The City of Aspen, Colo., is considering implementing an eight-week experiment in 2018 that officials hope will alleviate traffic issues. The Aspen Mobility Lab would ideally compete with personal vehicles as a means of transportation and could mean high-tech changes to the fleet.
“We’re drowning in automobiles and we need to preserve the set of values that keep us a desirable town to live in and visit. Congestion is antithetical to this,” said Mayor Steven Skadron in a release. “This doesn’t mean we are banning cars, but the goal is to provide options that suit residents and commuters needs as well or better than what they are using today.”
While the physical boundaries of the project are defined, the scope and breadth of the project have yet to be determined. Creating diverse possibilities enticing enough to get people out of their cars is essential for the mobility lab’s success. Examples might include a fleet of ride-share mopeds; a network of on-demand electric vehicle shuttles; quiet, pollution-free buses that run between popular areas every 10 minutes; premium subscription commuter services tied to incentives and rewards; self-driving minivans; new transit apps; altering the configuration of downtown streets for smoother traffic flow; or lockers for commuters to store gear.
A significant part of the project will be reaching out to funders and innovators who are already active participants in the future of mobility.
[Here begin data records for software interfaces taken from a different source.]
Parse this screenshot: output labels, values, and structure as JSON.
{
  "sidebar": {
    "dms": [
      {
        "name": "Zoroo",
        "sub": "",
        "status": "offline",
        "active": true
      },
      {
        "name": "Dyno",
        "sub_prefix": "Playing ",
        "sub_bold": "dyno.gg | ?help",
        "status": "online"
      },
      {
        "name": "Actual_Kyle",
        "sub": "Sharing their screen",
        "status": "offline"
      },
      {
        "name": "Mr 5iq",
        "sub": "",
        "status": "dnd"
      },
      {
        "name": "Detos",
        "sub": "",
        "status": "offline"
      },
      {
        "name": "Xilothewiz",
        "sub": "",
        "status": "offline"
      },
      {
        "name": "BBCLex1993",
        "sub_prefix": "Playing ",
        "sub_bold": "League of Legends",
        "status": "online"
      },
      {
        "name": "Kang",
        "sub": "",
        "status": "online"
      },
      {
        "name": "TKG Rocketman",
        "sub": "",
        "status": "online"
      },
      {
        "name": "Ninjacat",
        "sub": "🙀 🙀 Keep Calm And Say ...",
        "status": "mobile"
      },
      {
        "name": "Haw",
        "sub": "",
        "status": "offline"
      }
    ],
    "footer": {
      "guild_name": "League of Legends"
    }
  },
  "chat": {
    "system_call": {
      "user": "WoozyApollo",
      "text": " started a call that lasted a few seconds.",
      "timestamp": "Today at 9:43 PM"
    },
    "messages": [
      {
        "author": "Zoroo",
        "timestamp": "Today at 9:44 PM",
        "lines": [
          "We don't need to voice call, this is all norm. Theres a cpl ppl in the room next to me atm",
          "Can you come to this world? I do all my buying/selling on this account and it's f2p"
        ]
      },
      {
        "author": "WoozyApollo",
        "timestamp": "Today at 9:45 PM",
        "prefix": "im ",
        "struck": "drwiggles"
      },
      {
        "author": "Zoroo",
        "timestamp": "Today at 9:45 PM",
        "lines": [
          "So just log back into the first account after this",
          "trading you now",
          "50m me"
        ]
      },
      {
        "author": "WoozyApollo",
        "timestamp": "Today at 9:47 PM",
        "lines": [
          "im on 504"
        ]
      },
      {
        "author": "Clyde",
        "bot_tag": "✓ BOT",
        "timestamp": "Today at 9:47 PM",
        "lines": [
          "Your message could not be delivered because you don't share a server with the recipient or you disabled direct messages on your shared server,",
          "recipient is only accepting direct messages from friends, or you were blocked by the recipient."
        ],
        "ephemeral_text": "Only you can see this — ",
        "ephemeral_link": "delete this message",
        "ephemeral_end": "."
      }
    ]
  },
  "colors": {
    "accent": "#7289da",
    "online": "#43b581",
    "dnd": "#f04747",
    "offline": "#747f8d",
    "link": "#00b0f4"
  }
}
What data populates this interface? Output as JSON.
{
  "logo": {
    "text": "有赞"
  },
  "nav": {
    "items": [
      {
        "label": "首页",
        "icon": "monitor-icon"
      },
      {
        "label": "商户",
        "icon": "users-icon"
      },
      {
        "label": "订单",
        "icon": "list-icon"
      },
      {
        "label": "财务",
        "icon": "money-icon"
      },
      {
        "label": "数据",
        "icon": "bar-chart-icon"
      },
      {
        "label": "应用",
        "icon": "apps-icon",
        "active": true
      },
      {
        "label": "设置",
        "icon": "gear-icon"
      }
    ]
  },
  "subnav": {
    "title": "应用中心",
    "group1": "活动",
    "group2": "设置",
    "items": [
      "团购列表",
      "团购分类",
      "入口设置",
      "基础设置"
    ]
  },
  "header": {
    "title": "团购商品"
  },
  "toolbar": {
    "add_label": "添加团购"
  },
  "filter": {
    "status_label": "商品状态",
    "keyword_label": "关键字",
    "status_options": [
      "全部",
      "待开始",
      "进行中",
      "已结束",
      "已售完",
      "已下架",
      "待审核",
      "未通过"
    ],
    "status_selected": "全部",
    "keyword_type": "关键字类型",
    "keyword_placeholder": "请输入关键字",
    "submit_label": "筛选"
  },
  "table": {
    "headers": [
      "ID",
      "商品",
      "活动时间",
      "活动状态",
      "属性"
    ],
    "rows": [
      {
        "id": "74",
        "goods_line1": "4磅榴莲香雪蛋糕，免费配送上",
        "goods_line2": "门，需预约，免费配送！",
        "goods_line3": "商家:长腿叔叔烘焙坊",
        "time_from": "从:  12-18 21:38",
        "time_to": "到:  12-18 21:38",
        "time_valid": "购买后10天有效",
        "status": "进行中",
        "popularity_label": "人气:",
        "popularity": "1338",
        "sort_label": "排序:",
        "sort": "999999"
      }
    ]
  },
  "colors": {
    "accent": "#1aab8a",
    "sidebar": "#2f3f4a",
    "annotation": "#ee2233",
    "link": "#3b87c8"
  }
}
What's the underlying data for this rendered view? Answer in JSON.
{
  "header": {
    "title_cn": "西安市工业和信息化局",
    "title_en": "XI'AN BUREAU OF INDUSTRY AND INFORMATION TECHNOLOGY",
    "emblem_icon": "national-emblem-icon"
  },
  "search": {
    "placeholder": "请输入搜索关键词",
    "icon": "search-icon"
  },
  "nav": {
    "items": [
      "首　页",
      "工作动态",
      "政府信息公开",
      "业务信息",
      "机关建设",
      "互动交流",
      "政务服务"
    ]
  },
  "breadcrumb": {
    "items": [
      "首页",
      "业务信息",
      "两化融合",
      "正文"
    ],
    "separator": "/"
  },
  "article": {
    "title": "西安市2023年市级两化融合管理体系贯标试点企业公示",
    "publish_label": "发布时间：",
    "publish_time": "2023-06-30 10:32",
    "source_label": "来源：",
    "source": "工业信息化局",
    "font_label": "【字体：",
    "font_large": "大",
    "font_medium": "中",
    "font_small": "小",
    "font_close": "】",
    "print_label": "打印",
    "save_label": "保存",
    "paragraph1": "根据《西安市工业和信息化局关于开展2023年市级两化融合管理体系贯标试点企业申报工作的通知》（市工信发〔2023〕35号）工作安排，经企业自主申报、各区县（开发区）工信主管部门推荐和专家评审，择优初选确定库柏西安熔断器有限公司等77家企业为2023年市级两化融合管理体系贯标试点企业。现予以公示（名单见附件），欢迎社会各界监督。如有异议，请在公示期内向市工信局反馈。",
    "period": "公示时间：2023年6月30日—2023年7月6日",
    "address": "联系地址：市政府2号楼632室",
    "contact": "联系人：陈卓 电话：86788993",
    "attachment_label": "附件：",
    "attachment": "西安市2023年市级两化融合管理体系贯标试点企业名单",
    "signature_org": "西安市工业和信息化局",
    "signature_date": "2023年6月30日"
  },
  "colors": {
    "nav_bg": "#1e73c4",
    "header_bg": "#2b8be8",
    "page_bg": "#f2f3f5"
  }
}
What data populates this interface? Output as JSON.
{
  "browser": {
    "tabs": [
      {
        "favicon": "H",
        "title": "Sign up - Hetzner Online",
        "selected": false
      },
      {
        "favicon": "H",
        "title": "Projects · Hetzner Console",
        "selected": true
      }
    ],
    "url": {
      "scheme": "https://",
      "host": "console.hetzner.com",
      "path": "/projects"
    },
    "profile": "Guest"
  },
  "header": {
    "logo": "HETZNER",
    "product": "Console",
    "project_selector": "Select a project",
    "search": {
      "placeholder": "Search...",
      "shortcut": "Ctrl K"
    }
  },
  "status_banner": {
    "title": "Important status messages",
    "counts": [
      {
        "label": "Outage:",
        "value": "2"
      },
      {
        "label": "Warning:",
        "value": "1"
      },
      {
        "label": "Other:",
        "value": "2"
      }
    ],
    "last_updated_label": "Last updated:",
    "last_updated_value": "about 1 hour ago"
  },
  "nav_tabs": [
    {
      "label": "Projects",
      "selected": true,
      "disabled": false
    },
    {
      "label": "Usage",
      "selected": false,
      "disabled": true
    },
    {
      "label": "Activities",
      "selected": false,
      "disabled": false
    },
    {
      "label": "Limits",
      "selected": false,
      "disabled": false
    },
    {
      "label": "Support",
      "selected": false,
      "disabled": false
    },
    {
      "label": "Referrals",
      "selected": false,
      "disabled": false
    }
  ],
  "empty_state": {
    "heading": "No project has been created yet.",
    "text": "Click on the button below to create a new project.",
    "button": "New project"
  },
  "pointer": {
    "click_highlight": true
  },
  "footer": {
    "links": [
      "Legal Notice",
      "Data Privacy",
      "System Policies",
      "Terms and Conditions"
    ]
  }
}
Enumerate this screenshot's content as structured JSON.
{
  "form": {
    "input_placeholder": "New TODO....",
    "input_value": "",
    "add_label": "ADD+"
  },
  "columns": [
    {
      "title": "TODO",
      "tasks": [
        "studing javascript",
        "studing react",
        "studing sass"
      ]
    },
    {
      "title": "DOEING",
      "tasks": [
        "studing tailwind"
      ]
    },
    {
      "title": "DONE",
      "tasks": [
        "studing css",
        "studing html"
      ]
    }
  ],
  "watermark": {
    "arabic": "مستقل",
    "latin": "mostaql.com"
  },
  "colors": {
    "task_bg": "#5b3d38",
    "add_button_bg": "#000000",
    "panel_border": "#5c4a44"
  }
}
These include reaching out to companies like Tesla, Ford, or Google to see if they are interested in bringing a fleet of electric cars or autonomous vehicles to Aspen; or Bloomberg Philanthropies, which is interested in helping cities rethink what is possible.